yourself a bit. But I think it's worthwhile to spend time with the Japanese friends you make here, even if it's difficult at first or if you're not really sure how to approach it. You also may have to be the one to initiate and push yourself to invite people to eat together at lunch. But Japanese people really are friendly, and most of the time when people can't hang out it's because of their part time jobs. So try to make time for them during lunch periods or ask them when they're free. 

DSC00901
Visiting Chichibu Winter Festival

Tip #3: Be Present

At the beginning of the semester, you may be at every club meeting and sit at the same lunch table every day with your Japanese (or foreign) friends. But as the semester goes on, schoolwork gets busy and you have to start skipping lunch to finish your homework, or you don't go to the Friday lunch period meeting because you need to study for a test. While you are here to study and be a student, a lot of those last-minute homework assignments could have actually been done at home. Your time here is precious, especially if you're only here for a semester. So rather than spend your lunch period doing homework that you should have done last night instead of going on Facebook, I recommend getting your work done so you can go to the club meetings or eat lunch with your friends. As midterm season hits, your Japanese friends will get busy too; it might get harder to meet outside of school or on the weekends. So go to the club meetings. Even if nothing important happens at the club meetings, it will matter to them that you're there and you're willing to just hang out and talk with them. 

10177249_542295782571801_5828903311788673852_n
Halloween Event at the Park

Tip #4: Don't Worry, and Be Yourself!

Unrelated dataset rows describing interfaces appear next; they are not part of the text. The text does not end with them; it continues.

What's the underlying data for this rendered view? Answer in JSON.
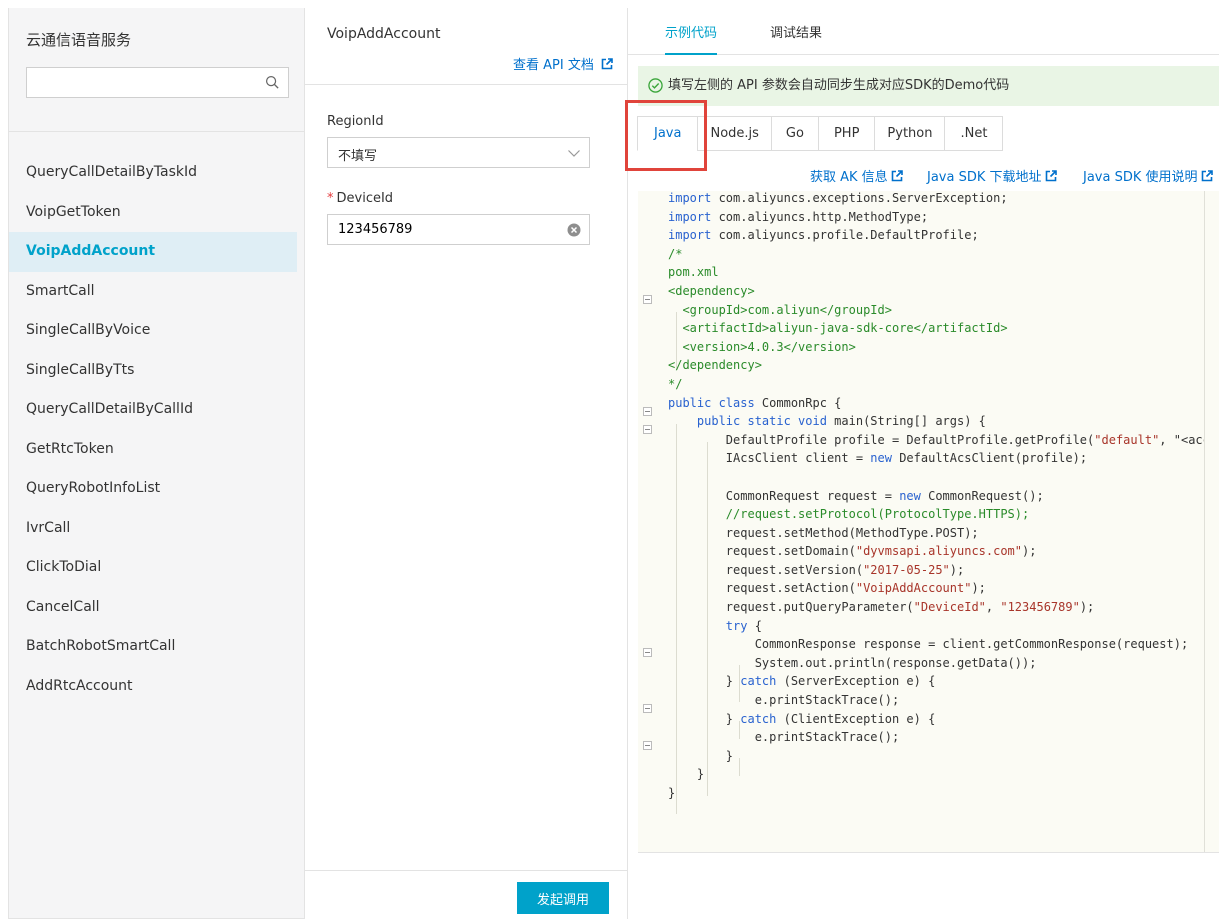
{
  "sidebar": {
    "title": "云通信语音服务",
    "search": {
      "value": "",
      "placeholder": ""
    },
    "items": [
      {
        "label": "QueryCallDetailByTaskId",
        "active": false
      },
      {
        "label": "VoipGetToken",
        "active": false
      },
      {
        "label": "VoipAddAccount",
        "active": true
      },
      {
        "label": "SmartCall",
        "active": false
      },
      {
        "label": "SingleCallByVoice",
        "active": false
      },
      {
        "label": "SingleCallByTts",
        "active": false
      },
      {
        "label": "QueryCallDetailByCallId",
        "active": false
      },
      {
        "label": "GetRtcToken",
        "active": false
      },
      {
        "label": "QueryRobotInfoList",
        "active": false
      },
      {
        "label": "IvrCall",
        "active": false
      },
      {
        "label": "ClickToDial",
        "active": false
      },
      {
        "label": "CancelCall",
        "active": false
      },
      {
        "label": "BatchRobotSmartCall",
        "active": false
      },
      {
        "label": "AddRtcAccount",
        "active": false
      }
    ]
  },
  "form": {
    "title": "VoipAddAccount",
    "api_doc_link": "查看 API 文档",
    "region_label": "RegionId",
    "region_value": "不填写",
    "device_label": "DeviceId",
    "device_value": "123456789",
    "submit_label": "发起调用"
  },
  "code_panel": {
    "tabs": [
      "示例代码",
      "调试结果"
    ],
    "notice": "填写左侧的 API 参数会自动同步生成对应SDK的Demo代码",
    "languages": [
      "Java",
      "Node.js",
      "Go",
      "PHP",
      "Python",
      ".Net"
    ],
    "active_language": "Java",
    "links": [
      "获取 AK 信息",
      "Java SDK 下载地址",
      "Java SDK 使用说明"
    ]
  },
  "colors": {
    "accent": "#00a2ca",
    "link": "#0070cc",
    "highlight": "#e0443b",
    "notice_bg": "#e9f5e5"
  }
}
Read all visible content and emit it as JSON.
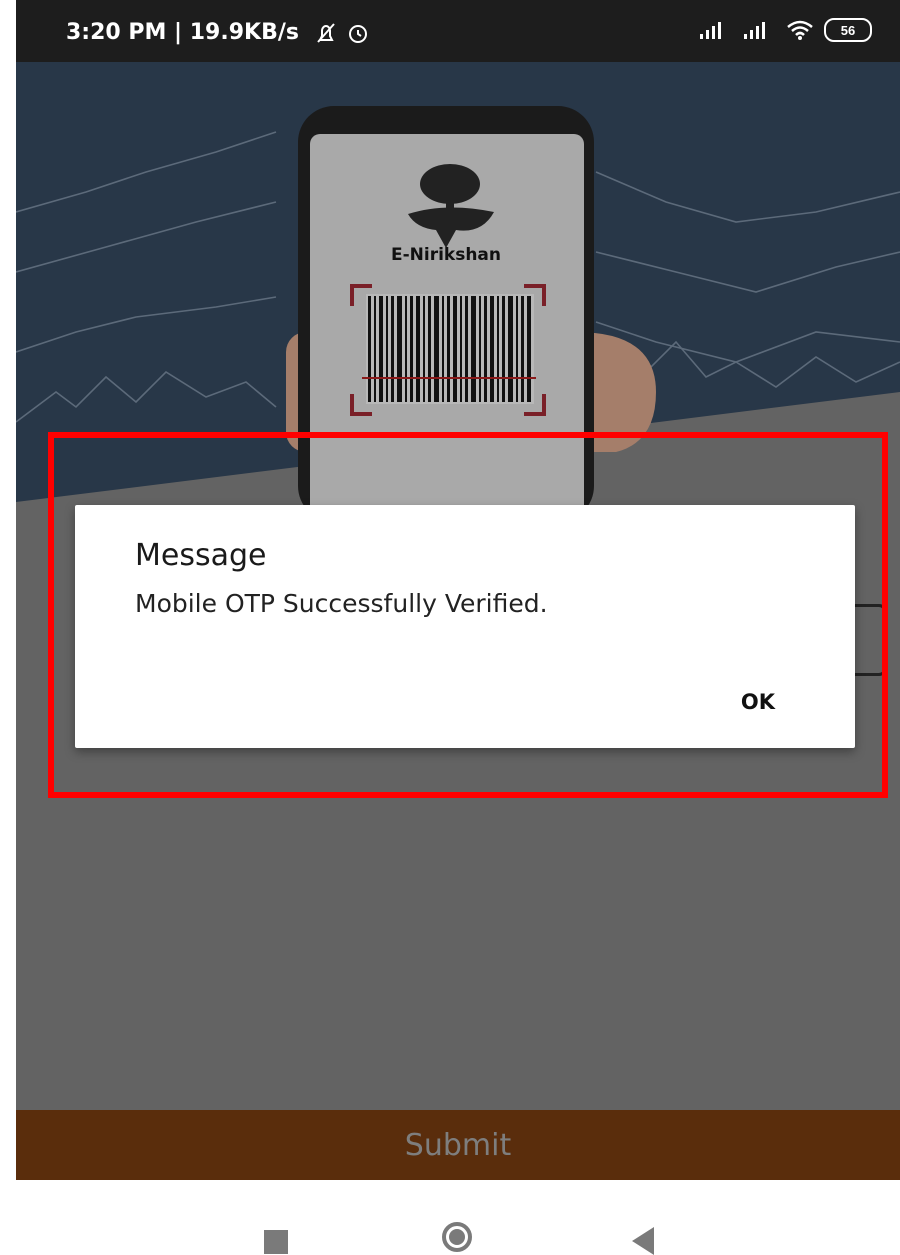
{
  "status_bar": {
    "text": "3:20 PM | 19.9KB/s",
    "battery": "56",
    "icons": [
      "notification-off-icon",
      "alarm-icon",
      "signal-icon",
      "signal-icon",
      "wifi-icon",
      "battery-icon"
    ]
  },
  "hero": {
    "app_name": "E-Nirikshan",
    "icons": [
      "tree-logo-icon",
      "barcode-icon"
    ]
  },
  "dialog": {
    "title": "Message",
    "message": "Mobile OTP Successfully Verified.",
    "ok_label": "OK"
  },
  "submit": {
    "label": "Submit"
  },
  "colors": {
    "highlight": "#ff0000",
    "submit_bar": "#5a2d0c",
    "overlay": "#636363"
  },
  "nav": {
    "icons": [
      "recent-apps-icon",
      "home-icon",
      "back-icon"
    ]
  }
}
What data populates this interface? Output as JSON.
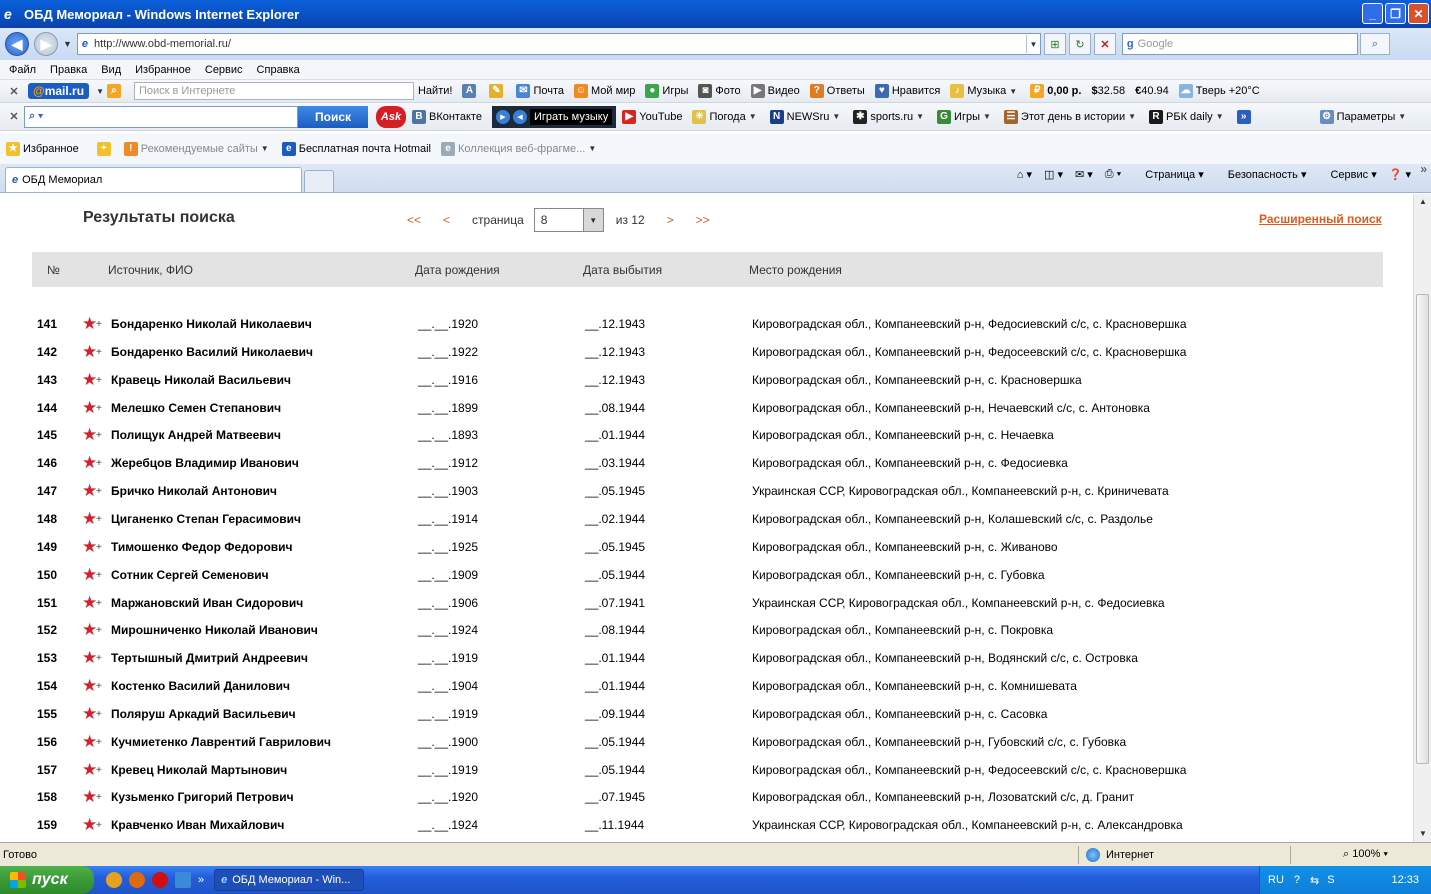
{
  "window": {
    "title": "ОБД Мемориал - Windows Internet Explorer",
    "minimize": "_",
    "maximize": "❐",
    "close": "✕"
  },
  "address": {
    "url": "http://www.obd-memorial.ru/",
    "search_placeholder": "Google"
  },
  "menu": [
    "Файл",
    "Правка",
    "Вид",
    "Избранное",
    "Сервис",
    "Справка"
  ],
  "mailbar": {
    "logo": "mail.ru",
    "search_placeholder": "Поиск в Интернете",
    "find": "Найти!",
    "items": [
      "Почта",
      "Мой мир",
      "Игры",
      "Фото",
      "Видео",
      "Ответы",
      "Нравится",
      "Музыка",
      "0,00 р.",
      "32.58",
      "40.94",
      "Тверь +20°C"
    ]
  },
  "askbar": {
    "search_button": "Поиск",
    "ask_logo": "Ask",
    "play_music": "Играть музыку",
    "items": [
      "ВКонтакте",
      "YouTube",
      "Погода",
      "NEWSru",
      "sports.ru",
      "Игры",
      "Этот день в истории",
      "РБК daily"
    ],
    "params": "Параметры"
  },
  "favbar": {
    "favorites": "Избранное",
    "recommended": "Рекомендуемые сайты",
    "hotmail": "Бесплатная почта Hotmail",
    "webslices": "Коллекция веб-фрагме..."
  },
  "tab": {
    "label": "ОБД Мемориал"
  },
  "commands": [
    "Страница",
    "Безопасность",
    "Сервис"
  ],
  "page": {
    "title": "Результаты поиска",
    "first": "<<",
    "prev": "<",
    "page_label": "страница",
    "page_value": "8",
    "of_label": "из 12",
    "next": ">",
    "last": ">>",
    "advanced_search": "Расширенный поиск"
  },
  "table": {
    "headers": [
      "№",
      "Источник, ФИО",
      "Дата рождения",
      "Дата выбытия",
      "Место рождения"
    ],
    "rows": [
      {
        "num": "141",
        "name": "Бондаренко Николай Николаевич",
        "birth": "__.__.1920",
        "depart": "__.12.1943",
        "place": "Кировоградская обл., Компанеевский р-н, Федосиевский с/с, с. Красновершка"
      },
      {
        "num": "142",
        "name": "Бондаренко Василий Николаевич",
        "birth": "__.__.1922",
        "depart": "__.12.1943",
        "place": "Кировоградская обл., Компанеевский р-н, Федосеевский с/с, с. Красновершка"
      },
      {
        "num": "143",
        "name": "Кравець Николай Васильевич",
        "birth": "__.__.1916",
        "depart": "__.12.1943",
        "place": "Кировоградская обл., Компанеевский р-н, с. Красновершка"
      },
      {
        "num": "144",
        "name": "Мелешко Семен Степанович",
        "birth": "__.__.1899",
        "depart": "__.08.1944",
        "place": "Кировоградская обл., Компанеевский р-н, Нечаевский с/с, с. Антоновка"
      },
      {
        "num": "145",
        "name": "Полищук Андрей Матвеевич",
        "birth": "__.__.1893",
        "depart": "__.01.1944",
        "place": "Кировоградская обл., Компанеевский р-н, с. Нечаевка"
      },
      {
        "num": "146",
        "name": "Жеребцов Владимир Иванович",
        "birth": "__.__.1912",
        "depart": "__.03.1944",
        "place": "Кировоградская обл., Компанеевский р-н, с. Федосиевка"
      },
      {
        "num": "147",
        "name": "Бричко Николай Антонович",
        "birth": "__.__.1903",
        "depart": "__.05.1945",
        "place": "Украинская ССР, Кировоградская обл., Компанеевский р-н, с. Криничевата"
      },
      {
        "num": "148",
        "name": "Циганенко Степан Герасимович",
        "birth": "__.__.1914",
        "depart": "__.02.1944",
        "place": "Кировоградская обл., Компанеевский р-н, Колашевский с/с, с. Раздолье"
      },
      {
        "num": "149",
        "name": "Тимошенко Федор Федорович",
        "birth": "__.__.1925",
        "depart": "__.05.1945",
        "place": "Кировоградская обл., Компанеевский р-н, с. Живаново"
      },
      {
        "num": "150",
        "name": "Сотник Сергей Семенович",
        "birth": "__.__.1909",
        "depart": "__.05.1944",
        "place": "Кировоградская обл., Компанеевский р-н, с. Губовка"
      },
      {
        "num": "151",
        "name": "Маржановский Иван Сидорович",
        "birth": "__.__.1906",
        "depart": "__.07.1941",
        "place": "Украинская ССР, Кировоградская обл., Компанеевский р-н, с. Федосиевка"
      },
      {
        "num": "152",
        "name": "Мирошниченко Николай Иванович",
        "birth": "__.__.1924",
        "depart": "__.08.1944",
        "place": "Кировоградская обл., Компанеевский р-н, с. Покровка"
      },
      {
        "num": "153",
        "name": "Тертышный Дмитрий Андреевич",
        "birth": "__.__.1919",
        "depart": "__.01.1944",
        "place": "Кировоградская обл., Компанеевский р-н, Водянский с/с, с. Островка"
      },
      {
        "num": "154",
        "name": "Костенко Василий Данилович",
        "birth": "__.__.1904",
        "depart": "__.01.1944",
        "place": "Кировоградская обл., Компанеевский р-н, с. Комнишевата"
      },
      {
        "num": "155",
        "name": "Поляруш Аркадий Васильевич",
        "birth": "__.__.1919",
        "depart": "__.09.1944",
        "place": "Кировоградская обл., Компанеевский р-н, с. Сасовка"
      },
      {
        "num": "156",
        "name": "Кучмиетенко Лаврентий Гаврилович",
        "birth": "__.__.1900",
        "depart": "__.05.1944",
        "place": "Кировоградская обл., Компанеевский р-н, Губовский с/с, с. Губовка"
      },
      {
        "num": "157",
        "name": "Кревец Николай Мартынович",
        "birth": "__.__.1919",
        "depart": "__.05.1944",
        "place": "Кировоградская обл., Компанеевский р-н, Федосеевский с/с, с. Красновершка"
      },
      {
        "num": "158",
        "name": "Кузьменко Григорий Петрович",
        "birth": "__.__.1920",
        "depart": "__.07.1945",
        "place": "Кировоградская обл., Компанеевский р-н, Лозоватский с/с, д. Гранит"
      },
      {
        "num": "159",
        "name": "Кравченко Иван Михайлович",
        "birth": "__.__.1924",
        "depart": "__.11.1944",
        "place": "Украинская ССР, Кировоградская обл., Компанеевский р-н, с. Александровка"
      }
    ]
  },
  "status": {
    "text": "Готово",
    "zone": "Интернет",
    "zoom": "100%"
  },
  "taskbar": {
    "start": "пуск",
    "task": "ОБД Мемориал - Win...",
    "lang": "RU",
    "clock": "12:33"
  }
}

This is the key to making friends in any culture, but I think it’s especially true when trying to navigate in a new cultural context. While you may find yourself stretching outside your comfort zone, at the end of the day you are still the same person you are in your own country. There may be days when you don’t feel the same, but trying to reinvent yourself completely when you come to Japan is going to be very difficult and exhausting. Also, being sincere about the things you like and dislike will help you find people with whom you get along. If you like anime, find people who will go to Akihabara with you; if you like sports, find someone to play basketball in the park with you. On the same token, don’t feel like you have to go out every weekend if that’s not the kind of person you are. Ultimately, be who you are and you’ll find Japanese people who appreciate that. You may be surprised how some of the people you will meet are so similar to you, too!